What Are Awards?

lawyer discussing modern awards

Awards (often described as a ‘Modern Awards’, following an overhaul of the industrial relations system in 2009) are written sets of minimum standards that apply to a particular category of employees or to a particular industry. Awards tend to set basic entitlements relating to:

  • Minimum wages;
  • Hours of work;
  • Leave entitlements;
  • Allowances;
  • Breaks;
  • Rosters;
  • Penalty and casual rates;
  • Overtime; and
  • Other minimum conditions.

The Awards system together with the National Employment Standards (‘NES’) work to provide a “safety net” for employees who may not be in a position to bargain for better pay rates and conditions.

Who Is Covered?

Not everyone is covered by an Award. “Blue collar’ or non-professional employees are usually covered by Awards. With some important exceptions, many professionals are not covered by Awards.  Lawyers and accountants are not typically covered by awards (for example). Employees who are primarily concerned with management are often not covered by awards.

Some of the awards with significant coverage are:

  1. The Clerks – private sector Award, which will apply to most people employed in an administrative or clerical role;
  2. The Building and Construction General On-Site Award, which will apply to most people working on construction sites;
  3. The Nurses Award, which applies (unsurprisingly) to nurses;
  4. The Health Professionals and Support Services Award, which applies to many employees in the health and medical space who are not (generally) nurses or doctors;

A full list of awards can be found on the Fair Work Commission Find An Award page. If you have any doubt as to whether or not you (or an employee of yours) falls under award coverage, we can advise you in relation to this.

Who Is Not Covered?

As noted above, certain professional and managerial roles do not typically fall under Award coverage.

Further, Awards will not apply where:

  1. A ‘high income’ employee has been given a guarantee of annual earnings and, essentially ‘opted out’ of the benefits conveyed by an applicable Award; or where
  2. A registered enterprise agreement covers the business. It is important to note that if the base rate of pay in an agreement is lower than those in the relevant award, the base rate of pay in the modern award will apply. An employee under an enterprise agreement must be “better off overall” not worse off in comparison to the relevant modern award.

Some employers and employees will not be covered by a modern award or an enterprise agreement. In these situations, they are considered ‘award and agreement free’. This means that the National Minimum Wage and the NES will form the minimum terms and conditions of employment.

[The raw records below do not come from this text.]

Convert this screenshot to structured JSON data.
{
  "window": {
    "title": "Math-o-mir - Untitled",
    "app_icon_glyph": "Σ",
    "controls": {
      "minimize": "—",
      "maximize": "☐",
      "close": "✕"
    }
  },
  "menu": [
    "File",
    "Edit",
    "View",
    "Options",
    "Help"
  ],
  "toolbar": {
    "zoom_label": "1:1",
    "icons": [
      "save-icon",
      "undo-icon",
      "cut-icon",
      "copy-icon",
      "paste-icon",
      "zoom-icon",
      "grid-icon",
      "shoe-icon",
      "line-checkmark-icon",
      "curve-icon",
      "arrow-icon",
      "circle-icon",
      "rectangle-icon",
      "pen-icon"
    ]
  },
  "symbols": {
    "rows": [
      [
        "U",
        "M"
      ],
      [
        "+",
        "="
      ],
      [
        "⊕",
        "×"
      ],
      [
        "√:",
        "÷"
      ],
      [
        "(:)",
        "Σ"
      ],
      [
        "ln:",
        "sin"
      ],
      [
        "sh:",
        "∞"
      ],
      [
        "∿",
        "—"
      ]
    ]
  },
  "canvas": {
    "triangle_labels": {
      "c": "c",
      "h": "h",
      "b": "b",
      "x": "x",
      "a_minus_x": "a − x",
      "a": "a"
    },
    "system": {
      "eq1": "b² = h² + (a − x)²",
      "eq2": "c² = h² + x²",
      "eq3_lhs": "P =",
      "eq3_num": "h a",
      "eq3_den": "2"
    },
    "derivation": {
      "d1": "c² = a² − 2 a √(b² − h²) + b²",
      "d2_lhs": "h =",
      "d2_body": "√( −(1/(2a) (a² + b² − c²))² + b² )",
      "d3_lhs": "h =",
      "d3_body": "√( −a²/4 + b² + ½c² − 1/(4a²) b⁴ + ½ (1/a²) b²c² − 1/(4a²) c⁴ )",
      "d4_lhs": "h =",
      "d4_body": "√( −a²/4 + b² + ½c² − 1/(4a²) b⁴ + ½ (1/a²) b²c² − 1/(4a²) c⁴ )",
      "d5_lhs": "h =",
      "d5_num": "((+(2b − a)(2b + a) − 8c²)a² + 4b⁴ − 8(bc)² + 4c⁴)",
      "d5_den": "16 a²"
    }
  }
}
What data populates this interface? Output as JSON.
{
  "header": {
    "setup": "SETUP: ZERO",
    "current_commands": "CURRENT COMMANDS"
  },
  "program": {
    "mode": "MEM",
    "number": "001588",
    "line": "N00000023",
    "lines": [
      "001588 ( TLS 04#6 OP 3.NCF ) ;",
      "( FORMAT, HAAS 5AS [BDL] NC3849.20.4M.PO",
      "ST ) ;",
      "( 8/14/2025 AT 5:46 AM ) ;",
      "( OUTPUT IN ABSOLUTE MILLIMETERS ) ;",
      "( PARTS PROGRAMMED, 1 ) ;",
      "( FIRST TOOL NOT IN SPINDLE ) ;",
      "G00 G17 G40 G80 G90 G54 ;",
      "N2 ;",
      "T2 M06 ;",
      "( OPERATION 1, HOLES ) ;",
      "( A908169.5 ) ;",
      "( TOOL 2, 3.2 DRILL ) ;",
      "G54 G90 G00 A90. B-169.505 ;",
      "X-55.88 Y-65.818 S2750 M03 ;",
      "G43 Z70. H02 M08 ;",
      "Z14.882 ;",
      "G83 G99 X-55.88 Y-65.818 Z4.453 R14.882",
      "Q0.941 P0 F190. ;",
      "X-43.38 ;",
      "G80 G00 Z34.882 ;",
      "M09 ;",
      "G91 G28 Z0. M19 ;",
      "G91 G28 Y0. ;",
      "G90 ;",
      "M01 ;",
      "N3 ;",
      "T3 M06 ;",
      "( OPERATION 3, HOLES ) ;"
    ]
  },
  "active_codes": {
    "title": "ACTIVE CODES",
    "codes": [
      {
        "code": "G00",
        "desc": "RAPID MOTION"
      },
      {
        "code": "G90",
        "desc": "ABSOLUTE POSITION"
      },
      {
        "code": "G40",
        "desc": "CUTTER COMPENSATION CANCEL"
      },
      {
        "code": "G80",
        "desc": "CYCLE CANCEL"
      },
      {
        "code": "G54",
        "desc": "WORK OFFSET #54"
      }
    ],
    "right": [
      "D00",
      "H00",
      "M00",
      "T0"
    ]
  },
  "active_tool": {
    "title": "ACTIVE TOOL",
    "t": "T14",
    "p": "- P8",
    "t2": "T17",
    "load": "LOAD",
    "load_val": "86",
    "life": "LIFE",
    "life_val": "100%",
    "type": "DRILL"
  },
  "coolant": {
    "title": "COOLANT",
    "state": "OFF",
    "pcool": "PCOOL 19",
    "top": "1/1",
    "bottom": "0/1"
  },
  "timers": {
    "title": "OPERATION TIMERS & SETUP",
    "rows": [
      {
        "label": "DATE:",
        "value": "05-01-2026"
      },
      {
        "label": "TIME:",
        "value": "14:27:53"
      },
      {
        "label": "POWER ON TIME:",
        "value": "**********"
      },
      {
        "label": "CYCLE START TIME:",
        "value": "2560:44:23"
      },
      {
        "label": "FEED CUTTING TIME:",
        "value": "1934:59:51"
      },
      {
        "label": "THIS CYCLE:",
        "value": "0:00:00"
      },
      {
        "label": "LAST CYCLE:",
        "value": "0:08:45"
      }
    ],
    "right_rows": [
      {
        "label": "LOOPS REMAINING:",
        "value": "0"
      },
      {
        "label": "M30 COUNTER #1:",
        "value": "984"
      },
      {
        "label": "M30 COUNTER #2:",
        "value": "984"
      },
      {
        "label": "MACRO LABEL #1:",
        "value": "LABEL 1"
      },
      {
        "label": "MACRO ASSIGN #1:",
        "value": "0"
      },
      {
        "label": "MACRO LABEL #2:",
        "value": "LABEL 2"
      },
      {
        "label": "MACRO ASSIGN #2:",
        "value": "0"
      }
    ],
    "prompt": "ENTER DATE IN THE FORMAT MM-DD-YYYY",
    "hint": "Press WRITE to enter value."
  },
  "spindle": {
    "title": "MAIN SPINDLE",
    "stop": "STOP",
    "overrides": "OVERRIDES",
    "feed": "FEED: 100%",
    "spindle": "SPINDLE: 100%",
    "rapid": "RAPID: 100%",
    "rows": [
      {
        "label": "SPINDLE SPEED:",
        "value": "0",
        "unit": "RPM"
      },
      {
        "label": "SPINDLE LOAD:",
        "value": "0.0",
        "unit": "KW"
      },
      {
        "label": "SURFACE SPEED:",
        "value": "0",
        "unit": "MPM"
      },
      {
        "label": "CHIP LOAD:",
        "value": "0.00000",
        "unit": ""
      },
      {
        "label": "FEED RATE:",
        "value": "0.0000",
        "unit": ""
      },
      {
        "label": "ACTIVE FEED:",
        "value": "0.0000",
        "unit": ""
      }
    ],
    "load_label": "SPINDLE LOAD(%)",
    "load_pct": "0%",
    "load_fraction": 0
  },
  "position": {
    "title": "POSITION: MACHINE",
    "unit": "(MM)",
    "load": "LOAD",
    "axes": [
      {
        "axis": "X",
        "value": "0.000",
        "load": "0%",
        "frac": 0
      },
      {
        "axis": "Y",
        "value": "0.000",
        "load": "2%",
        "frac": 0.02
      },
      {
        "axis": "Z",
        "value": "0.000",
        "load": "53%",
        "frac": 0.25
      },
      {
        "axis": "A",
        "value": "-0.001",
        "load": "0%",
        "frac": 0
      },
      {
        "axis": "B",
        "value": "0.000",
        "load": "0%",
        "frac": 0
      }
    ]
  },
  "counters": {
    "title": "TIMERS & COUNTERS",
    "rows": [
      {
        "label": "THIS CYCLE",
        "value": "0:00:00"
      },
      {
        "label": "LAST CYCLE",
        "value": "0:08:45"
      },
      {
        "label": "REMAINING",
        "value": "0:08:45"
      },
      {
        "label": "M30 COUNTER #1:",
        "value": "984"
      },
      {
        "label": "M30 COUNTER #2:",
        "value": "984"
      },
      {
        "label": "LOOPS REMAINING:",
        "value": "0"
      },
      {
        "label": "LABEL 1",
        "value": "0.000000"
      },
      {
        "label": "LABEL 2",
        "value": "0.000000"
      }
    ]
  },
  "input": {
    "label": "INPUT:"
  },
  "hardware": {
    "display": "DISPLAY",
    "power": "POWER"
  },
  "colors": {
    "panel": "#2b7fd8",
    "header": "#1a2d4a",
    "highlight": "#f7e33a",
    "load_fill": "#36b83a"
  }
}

Why it’s important for employers to get advice on award compliance

Awards are arduous documents to read (the Clerks – Private Sector Award is 101 pages long at the time of writing this summary). They often contain dozens of provisions that can alter or effect an employee’s pay entitlements, and accordingly, unless an employer has a good understanding of those provisions, it is possible for an unpaid debt to accrue to an employee over time without either party being aware of it. If this happens, and the employee realises they have been underpaid, an employer might find themselves the subject of an underpayment claim.

These can be significant, particularly when there has been a failure to pay overtime entitlements (which can be substantial). A common problem that we see is where an employer has been paying an ‘above award’ rate, in the belief that it is compensating the employee adequately for award entitlements. However, the ‘above award’ rate, while higher than the minimum hourly rate, is often not sufficient compensation for substantial amounts of overtime, which can entitle an employee to double time and greater in certain common circumstances (eg: if they work early or late, if they aren’t given a sufficient break between shifts, if they work beyond the normal number of hours in a week, if they work on weekends). This can be a rude shock for an employer.

Further, a failure to comply with Award obligations can result in penalties being issued against the employer, and even against the individual who controls the employer (there is no benefit of a corporate veil to be relied upon when it comes to award compliance). Penalties typically exceed any actual underpayment.

How We Can Help

We can help employers ensure they are complying with their obligations under Awards. This can include an advice on the Award or Awards that might be applicable in a particular workplace, as well as an audit of agreements and Award entitlements to ensure minimum standards are being met. We can also help to deal with any claims that might be brough by employees for underpayments.

If you are an employee and you think you have been underpaid, we can help you to bring that claim as well.